(Masterpieces of World Literature, Critical Edition)

What is Giuseppe Tomasi di Lampedusa’s attitude toward change?

Discuss the ambivalence that Lampedusa felt toward his native Sicily.

How did the work of Stendhal influence Lampedusa’s writing?

Discuss the relationship between The Leopard and Lampedusa’s other works.

Why was The Leopard rejected by some publishers and attacked by some critics?

Giuseppe Tomasi di Lampedusa Bibliography

(Great Authors of World Literature, Critical Edition)

Cowart, David. “The Turning Point.” In History and the Contemporary Novel. Carbondale: Southern Illinois University Press, 1989. A scholarly treatment.

Gilmour, David. The Last Leopard: A Life of Giuseppe di Lampedusa. New York: Pantheon Books, 1991. A complete biography.

Lansing, Richard. “The Structure of Meaning in Lampedusa’s Il gattopardo,” in PMLA. XCIII (1978), pp. 409-422.

Lucente, Gregory. “Lampedusa’s Il gattopardo: Figure and Temporality in and Historical Novel,” in MLN. XCIII, no. 1 (January, 1978), pp. 82-108.

Manacorda, Giuliano. Storia della letteratura italiana contemporanea: 1940-1965, 1967.

Pacifici, Sergio. “Giuseppe Tomasi di Lampedusa: The View from Within.” In The Modern Italian Novel: From Pea to Moravia. Carbondale: Southern Illinois University Press, 1979. The Leopard is analyzed in the wider context of Italian literature.

Ragusa, Olga. “Stendhal, Tomasi di Lampedusa and the Novel,” in Comparative Literature Studies. X, no. 3 (September, 1973), pp 195-228.
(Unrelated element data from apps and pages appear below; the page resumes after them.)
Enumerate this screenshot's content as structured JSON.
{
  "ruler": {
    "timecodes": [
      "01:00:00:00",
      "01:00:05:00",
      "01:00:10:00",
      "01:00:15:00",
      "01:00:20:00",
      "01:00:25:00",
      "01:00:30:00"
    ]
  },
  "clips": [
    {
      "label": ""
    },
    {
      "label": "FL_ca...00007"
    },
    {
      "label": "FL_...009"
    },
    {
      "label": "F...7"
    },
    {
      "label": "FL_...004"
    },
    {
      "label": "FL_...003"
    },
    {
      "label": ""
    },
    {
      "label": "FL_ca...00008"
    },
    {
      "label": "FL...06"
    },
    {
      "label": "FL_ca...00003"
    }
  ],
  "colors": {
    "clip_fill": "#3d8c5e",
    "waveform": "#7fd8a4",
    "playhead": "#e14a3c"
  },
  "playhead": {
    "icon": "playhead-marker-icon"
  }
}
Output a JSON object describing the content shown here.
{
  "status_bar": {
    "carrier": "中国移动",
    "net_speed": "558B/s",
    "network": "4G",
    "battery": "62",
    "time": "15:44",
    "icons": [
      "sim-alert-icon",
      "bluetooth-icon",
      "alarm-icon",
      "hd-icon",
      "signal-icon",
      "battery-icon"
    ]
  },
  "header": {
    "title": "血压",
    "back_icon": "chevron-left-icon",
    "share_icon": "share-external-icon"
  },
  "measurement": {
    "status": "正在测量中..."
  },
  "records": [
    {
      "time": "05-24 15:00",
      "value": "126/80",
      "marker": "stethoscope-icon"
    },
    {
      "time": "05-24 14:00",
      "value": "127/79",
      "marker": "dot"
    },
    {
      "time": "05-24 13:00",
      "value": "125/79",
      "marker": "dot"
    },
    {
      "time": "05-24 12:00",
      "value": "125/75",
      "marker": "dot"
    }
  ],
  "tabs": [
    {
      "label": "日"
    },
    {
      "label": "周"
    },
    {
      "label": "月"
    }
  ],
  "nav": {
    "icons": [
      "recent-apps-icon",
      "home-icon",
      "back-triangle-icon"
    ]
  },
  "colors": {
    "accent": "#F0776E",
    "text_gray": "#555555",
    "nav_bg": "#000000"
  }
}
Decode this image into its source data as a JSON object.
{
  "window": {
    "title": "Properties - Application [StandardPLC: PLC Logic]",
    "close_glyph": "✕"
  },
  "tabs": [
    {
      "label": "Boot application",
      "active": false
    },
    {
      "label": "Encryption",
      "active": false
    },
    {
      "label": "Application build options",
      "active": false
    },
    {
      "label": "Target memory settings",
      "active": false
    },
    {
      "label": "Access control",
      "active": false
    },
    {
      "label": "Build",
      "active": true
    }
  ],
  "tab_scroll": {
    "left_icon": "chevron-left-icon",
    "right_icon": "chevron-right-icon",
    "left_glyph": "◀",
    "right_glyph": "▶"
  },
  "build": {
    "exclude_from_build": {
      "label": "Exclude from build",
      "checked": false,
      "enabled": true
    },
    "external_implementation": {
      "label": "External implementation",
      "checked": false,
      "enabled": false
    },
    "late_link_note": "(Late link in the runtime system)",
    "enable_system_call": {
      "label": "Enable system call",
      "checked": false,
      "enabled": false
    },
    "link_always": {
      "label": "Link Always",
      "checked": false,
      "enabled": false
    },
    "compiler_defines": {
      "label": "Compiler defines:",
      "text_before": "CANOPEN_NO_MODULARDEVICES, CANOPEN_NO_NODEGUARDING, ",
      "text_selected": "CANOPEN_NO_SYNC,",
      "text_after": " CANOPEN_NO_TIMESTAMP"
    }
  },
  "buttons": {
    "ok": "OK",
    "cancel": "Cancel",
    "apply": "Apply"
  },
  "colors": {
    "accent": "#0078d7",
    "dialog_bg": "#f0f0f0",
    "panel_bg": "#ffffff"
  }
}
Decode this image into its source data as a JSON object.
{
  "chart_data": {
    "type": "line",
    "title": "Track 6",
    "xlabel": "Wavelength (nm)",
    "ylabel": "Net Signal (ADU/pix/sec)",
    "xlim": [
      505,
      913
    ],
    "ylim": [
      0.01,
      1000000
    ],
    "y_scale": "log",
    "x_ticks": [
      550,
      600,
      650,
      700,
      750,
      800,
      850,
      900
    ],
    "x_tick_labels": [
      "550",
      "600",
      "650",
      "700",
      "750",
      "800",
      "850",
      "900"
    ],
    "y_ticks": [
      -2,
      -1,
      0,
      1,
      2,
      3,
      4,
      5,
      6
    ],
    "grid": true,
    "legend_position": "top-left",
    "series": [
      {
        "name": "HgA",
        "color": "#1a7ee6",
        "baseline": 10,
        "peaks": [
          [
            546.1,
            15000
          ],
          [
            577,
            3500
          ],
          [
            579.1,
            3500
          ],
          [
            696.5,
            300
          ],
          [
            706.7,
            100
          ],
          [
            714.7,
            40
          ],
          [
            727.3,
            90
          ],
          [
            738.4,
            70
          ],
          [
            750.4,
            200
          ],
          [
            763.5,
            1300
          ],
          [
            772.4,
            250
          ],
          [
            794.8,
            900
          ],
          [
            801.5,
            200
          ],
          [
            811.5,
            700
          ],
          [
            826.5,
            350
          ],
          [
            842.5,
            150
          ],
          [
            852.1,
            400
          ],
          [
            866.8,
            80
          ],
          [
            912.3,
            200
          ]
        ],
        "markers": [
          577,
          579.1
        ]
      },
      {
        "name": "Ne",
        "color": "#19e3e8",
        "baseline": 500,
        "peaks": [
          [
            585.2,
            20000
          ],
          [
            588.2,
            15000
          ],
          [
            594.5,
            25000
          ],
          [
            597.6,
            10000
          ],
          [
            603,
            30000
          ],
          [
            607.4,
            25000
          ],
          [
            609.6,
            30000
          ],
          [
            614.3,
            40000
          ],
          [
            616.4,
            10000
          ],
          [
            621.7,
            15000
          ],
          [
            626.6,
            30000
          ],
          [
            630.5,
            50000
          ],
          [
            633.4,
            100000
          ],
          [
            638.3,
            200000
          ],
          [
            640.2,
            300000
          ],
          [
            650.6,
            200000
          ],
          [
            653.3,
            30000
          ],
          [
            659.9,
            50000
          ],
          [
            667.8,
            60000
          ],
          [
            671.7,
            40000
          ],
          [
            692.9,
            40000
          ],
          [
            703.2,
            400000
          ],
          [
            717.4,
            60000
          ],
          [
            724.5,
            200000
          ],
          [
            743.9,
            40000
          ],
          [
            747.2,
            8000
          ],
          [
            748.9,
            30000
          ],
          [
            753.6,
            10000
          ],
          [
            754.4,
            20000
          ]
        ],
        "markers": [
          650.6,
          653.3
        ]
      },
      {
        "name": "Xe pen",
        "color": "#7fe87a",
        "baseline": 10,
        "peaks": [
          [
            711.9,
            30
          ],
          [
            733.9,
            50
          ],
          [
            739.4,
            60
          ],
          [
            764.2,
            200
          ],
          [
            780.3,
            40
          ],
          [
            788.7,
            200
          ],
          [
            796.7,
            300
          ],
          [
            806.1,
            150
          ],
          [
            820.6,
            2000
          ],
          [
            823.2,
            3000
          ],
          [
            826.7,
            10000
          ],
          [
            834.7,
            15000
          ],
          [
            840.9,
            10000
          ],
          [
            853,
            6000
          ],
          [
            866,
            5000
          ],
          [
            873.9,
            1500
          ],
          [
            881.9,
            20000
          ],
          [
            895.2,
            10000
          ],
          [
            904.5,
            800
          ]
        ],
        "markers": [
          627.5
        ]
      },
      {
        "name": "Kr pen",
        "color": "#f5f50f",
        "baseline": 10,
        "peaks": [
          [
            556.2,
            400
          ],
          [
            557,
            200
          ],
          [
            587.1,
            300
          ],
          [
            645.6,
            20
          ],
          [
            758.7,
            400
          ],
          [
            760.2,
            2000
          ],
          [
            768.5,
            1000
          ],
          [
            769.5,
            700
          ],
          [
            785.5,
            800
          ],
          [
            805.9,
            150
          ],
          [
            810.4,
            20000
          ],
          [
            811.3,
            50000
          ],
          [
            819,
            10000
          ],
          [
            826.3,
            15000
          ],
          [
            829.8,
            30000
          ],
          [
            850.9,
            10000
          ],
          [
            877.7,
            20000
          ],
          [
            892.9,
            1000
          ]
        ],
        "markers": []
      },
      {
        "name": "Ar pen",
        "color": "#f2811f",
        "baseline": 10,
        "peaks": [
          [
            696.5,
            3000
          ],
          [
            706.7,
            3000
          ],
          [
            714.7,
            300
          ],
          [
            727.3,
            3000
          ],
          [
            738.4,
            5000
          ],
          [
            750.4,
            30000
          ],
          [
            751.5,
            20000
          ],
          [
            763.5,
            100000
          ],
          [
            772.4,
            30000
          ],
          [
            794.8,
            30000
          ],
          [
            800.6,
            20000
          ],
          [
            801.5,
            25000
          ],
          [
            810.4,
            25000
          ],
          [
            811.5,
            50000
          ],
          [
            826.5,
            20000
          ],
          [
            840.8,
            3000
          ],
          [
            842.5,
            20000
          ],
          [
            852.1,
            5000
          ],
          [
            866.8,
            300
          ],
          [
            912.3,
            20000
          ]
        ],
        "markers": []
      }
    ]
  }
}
Salvestroni, Simonetta. Tomasi di Lampedusa, 1973.

Samona, Giuseppe Paolo. Il gattopardo, i racconti, Lampedusa, 1974.